10.7.3 installed with no problems whatsoever. As an added bonus, the SleepEnabler.kext that I’ve been using didn’t throw a KP!
I updated my hack to 10.7.2 today and watched her boot up to a black screen. More accurately, the monitor went to sleep immediately upon loading the OS X GUI.
The interwebs indicated that the EFI string I’m using to inject my NVIDIA GTS 250 graphics card was causing the problem.
Sure enough, I removed the EFI string and was able to boot into the GUI, albeit without graphics acceleration.
I was able to add pseudo-acceleration by adding the Chameleon key to my com.apple.boot.plist, but it was choppy and slow.
Finally, I returned to my old way of graphics injection by throwing the NVEnabler.kext (64-bit) into /System/Library/Extensions (the NVEnabler devs claim that it should work in /Extra/Extensions as well, but I tried that first and it didn’t work).
TL;DR: To get my NVIDIA GTS 250 graphics card to play nice with OS X Lion 10.7.2, I had to remove the EFI injection strings from com.apple.boot.plist, remove the GraphicsEnabler plist key, and add NVEnabler.kext (64-bit) to /S/L/E.
The bad news: After installing the 10.6.8 software update, my hackintosh booted in slow motion.
The good news: I fixed it (and I’ll explain how).
This is an OSx86 post. The OSx86 community is dedicated to running Apple’s advanced OS X operating system openly on standard x86 hardware, not just Macs. It’s a fascinating project that has kept me busy for years learning about Unix operating systems and gaining an appreciation for OS X. It has made me, a .NET developer by trade, into a dedicated Apple enthusiast. You can find out more at http://www.osx86project.org/.
Running OS X on your PC hardware is tricky; OS X must be customized to fit everyone’s different hardware. Most of the work that goes into the OSx86 project is dedicated to ensuring hardware compatibility. You can find my
hardware specs InsanelyMac.com profile here. Edit: hardware configuration at the end of this post if you don’t want to look at my profile.
How I got here
I installed the 10.6.8 Software Update from the Software Update menu. Performed the usual steps (removed SleepEnabler.kext from /Extra, ran KextHelper to patch up my /System/Library/Extensions and rebuild Extensions.mkext, etc.) and rebooted.

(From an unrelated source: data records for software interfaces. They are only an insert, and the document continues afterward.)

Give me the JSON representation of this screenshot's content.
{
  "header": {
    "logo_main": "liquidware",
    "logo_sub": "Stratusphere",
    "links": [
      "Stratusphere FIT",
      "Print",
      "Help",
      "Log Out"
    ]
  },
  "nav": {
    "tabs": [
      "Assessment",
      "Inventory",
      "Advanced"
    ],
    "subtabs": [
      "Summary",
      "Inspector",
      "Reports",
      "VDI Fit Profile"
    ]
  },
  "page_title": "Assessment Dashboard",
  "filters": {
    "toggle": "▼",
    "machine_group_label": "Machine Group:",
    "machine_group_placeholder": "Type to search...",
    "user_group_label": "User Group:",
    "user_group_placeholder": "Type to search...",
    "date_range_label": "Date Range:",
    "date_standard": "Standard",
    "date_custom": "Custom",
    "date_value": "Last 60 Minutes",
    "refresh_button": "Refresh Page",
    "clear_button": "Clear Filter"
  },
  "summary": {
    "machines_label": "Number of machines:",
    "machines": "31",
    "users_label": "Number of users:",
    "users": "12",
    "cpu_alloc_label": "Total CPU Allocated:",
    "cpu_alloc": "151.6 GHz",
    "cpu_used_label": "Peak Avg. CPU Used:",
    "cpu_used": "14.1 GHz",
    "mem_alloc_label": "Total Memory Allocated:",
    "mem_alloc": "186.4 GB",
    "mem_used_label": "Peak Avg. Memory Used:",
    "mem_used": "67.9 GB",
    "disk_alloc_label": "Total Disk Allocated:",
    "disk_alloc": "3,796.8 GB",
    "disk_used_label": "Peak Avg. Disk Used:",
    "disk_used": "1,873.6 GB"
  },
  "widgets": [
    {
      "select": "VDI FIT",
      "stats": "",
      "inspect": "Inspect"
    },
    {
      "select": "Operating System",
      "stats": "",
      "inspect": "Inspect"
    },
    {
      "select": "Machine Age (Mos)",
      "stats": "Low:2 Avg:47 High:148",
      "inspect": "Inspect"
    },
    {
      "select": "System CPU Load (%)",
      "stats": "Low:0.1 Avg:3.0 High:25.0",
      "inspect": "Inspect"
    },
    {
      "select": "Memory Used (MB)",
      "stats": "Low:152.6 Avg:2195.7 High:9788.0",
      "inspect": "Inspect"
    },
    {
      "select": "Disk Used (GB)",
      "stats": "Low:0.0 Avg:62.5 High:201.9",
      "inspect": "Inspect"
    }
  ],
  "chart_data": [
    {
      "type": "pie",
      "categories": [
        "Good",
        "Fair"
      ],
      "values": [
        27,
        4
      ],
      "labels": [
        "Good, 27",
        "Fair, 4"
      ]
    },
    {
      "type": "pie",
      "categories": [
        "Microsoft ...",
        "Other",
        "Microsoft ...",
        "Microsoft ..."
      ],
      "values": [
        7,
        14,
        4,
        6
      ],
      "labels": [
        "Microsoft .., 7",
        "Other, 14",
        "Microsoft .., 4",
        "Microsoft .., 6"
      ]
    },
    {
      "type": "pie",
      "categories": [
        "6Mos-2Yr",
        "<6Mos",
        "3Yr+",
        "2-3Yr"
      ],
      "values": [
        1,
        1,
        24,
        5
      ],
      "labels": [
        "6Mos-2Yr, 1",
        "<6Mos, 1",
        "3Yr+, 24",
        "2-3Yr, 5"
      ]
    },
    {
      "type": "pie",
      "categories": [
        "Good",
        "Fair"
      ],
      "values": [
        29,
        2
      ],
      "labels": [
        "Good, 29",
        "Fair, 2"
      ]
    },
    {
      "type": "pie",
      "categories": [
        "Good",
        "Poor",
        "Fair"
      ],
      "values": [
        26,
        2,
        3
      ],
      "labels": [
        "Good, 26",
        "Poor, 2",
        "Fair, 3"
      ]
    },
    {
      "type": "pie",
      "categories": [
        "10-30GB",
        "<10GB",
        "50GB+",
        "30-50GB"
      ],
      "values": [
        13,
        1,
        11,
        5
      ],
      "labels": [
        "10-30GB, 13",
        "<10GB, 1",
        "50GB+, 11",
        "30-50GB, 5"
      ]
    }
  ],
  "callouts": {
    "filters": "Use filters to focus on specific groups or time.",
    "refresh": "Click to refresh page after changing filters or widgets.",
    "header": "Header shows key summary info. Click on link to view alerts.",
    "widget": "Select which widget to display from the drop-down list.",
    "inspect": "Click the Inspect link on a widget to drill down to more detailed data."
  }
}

After the first reboot, the Airport icon in the menu bar showed that a wireless network card couldn’t be found, and attempting to open network preferences took minutes to execute. In fact, the entire system was reminiscent of post-2000 Fred McGriff running the bases on a gapper (sloooooooowwwww). A second reboot actually “enabled” my network card again (that is to say that System Profiler once again recognized my Atheros Wireless-N card), but I still couldn’t join a wireless network and my machine was perpetually knee-deep in cold molasses syndrome.

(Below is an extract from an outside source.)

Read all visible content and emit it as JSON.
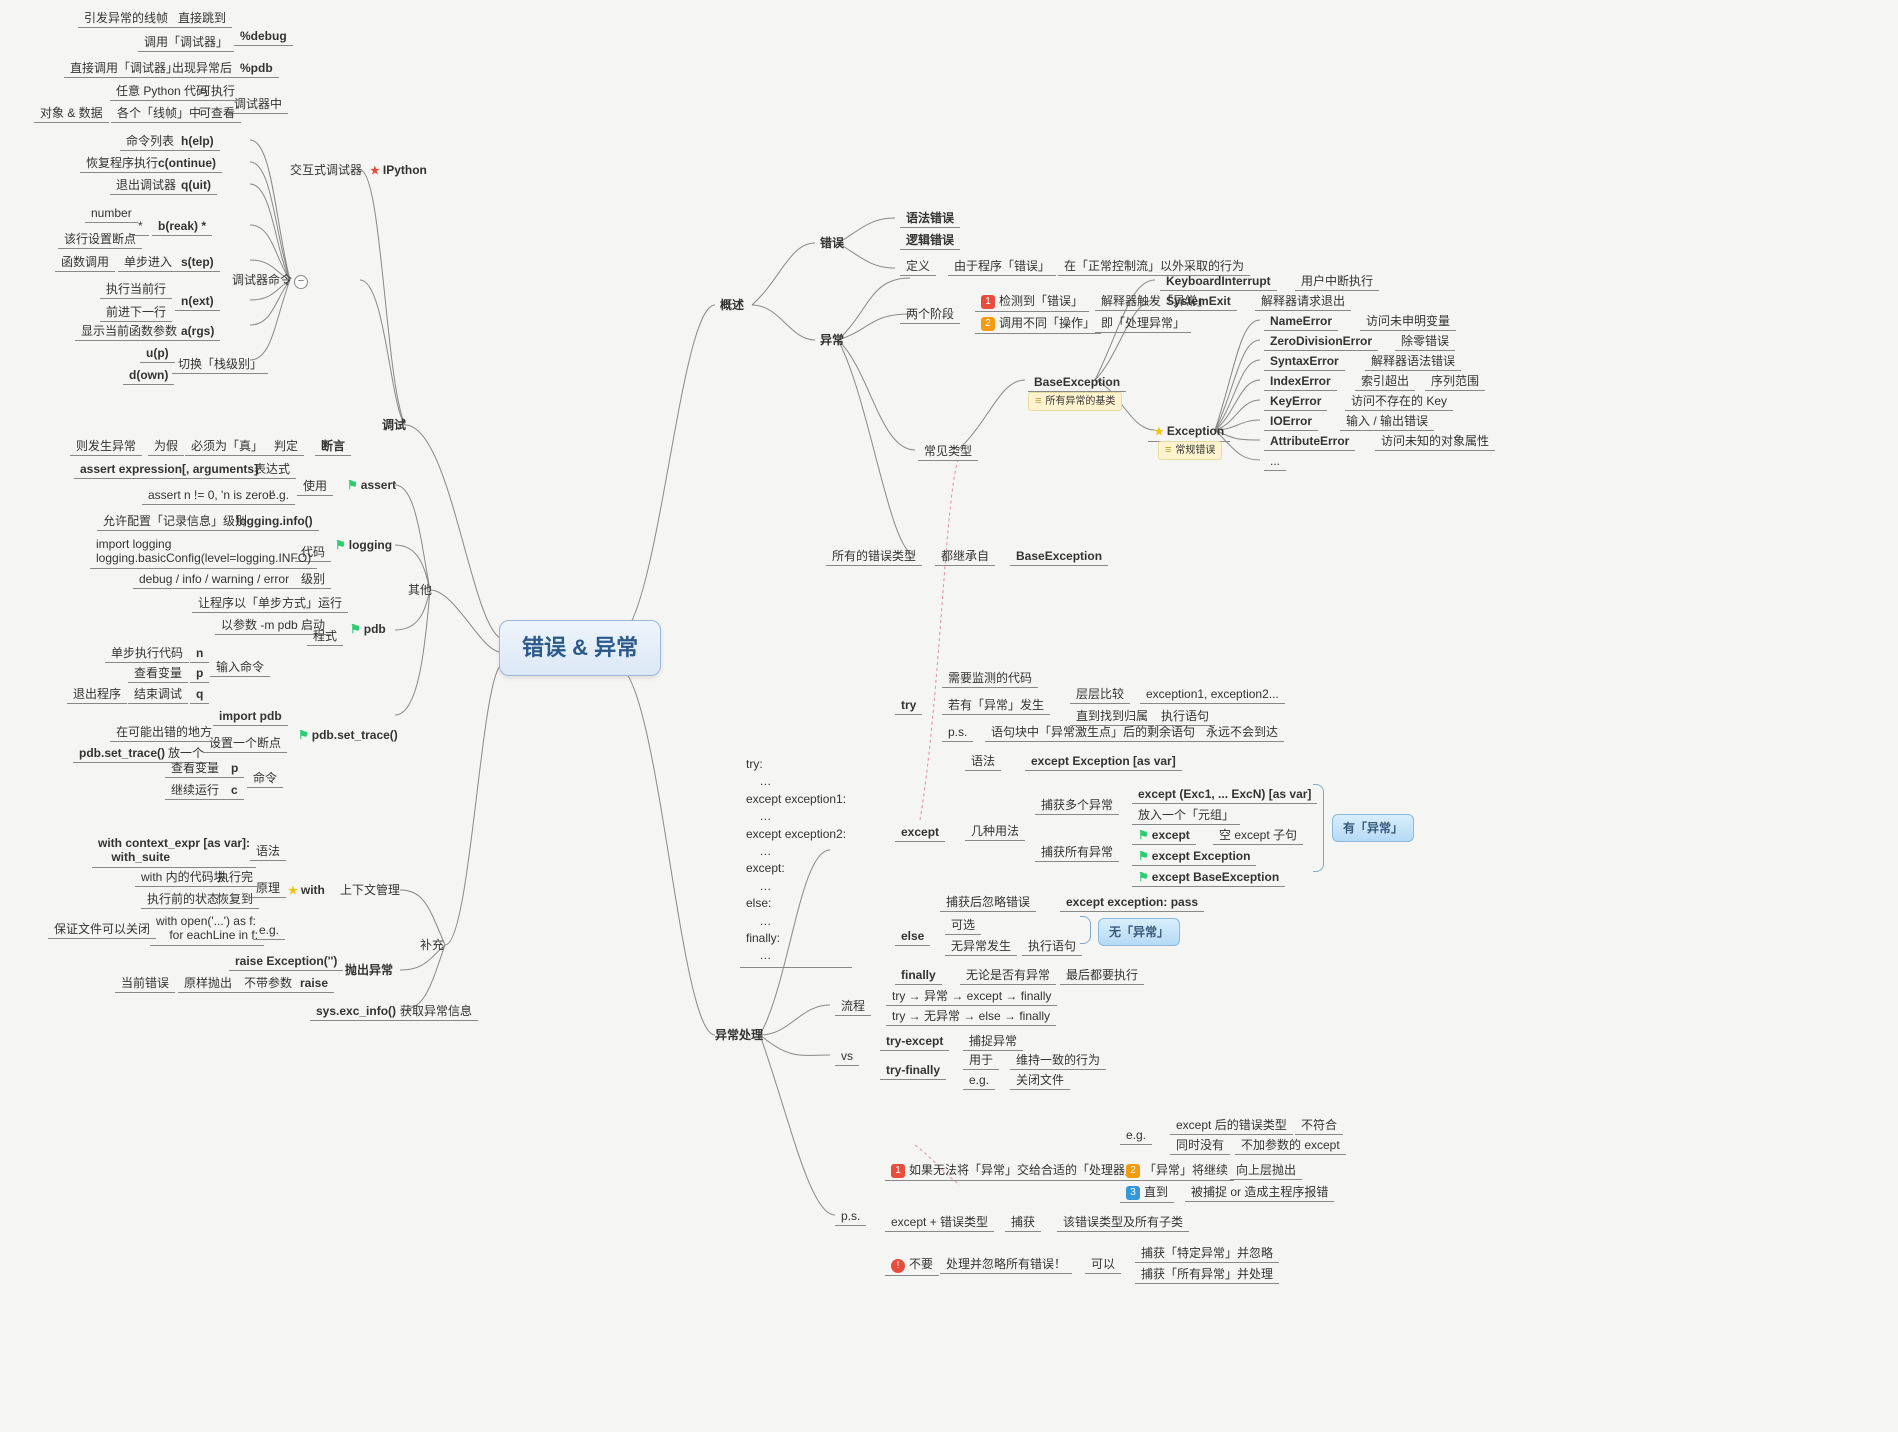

As is par for the course, I headed over to netkas.org for a helping of post-update fodder, and sure enough, it seems that Atheros cards were negatively affected by the update.
Per the comments by netkas and others on netkas’ 10.6.8 Software Update post, I (backed up and) replaced the following kext with their 10.6.7 brethren:
A few thoughts
And speaking of Lion, I’ll be posting my thoughts on running Apple’s latest iteration of OS X on the OSx86 platform in a bit. Until then, thanks as always to netkas and the rest of the OSx86 community.
Edit: My Hardware Configuration
Here is a synopsis of my hardware configuration:
Hardware –Case: iStarUSA Nitro AX-S Full Tower Server 1.0mm Steel -Power Supply: Rosewill RP500 –Motherboard: Gigabyte GA-P35-DS3L Rev. 2.0 -Processor: Intel Core 2 Duo E6550 2.33GHz OC’ed to 3.20GHz (stable) –Graphics: Nvidia GTX 250 512MB Memory: 8GB (4x2GB) HyperX 1066 DDR2 SDRAM (2.0v @ 5-5-5-15)
OS X –10.7.0 Lion: Vanilla installation using Chameleon 2 RC5 on 500GB 7200RPM 6GB/s WD SATA HDD –10.6.8 Snow Leopard: Vanilla installation using Chameleon 2 RC3 on 80GB WD SATA HDD –Media: 1.5TB Seagate Barracuda 7200RPM 6GB/s SATA HDD –Time Machine: 1TB external USB HDD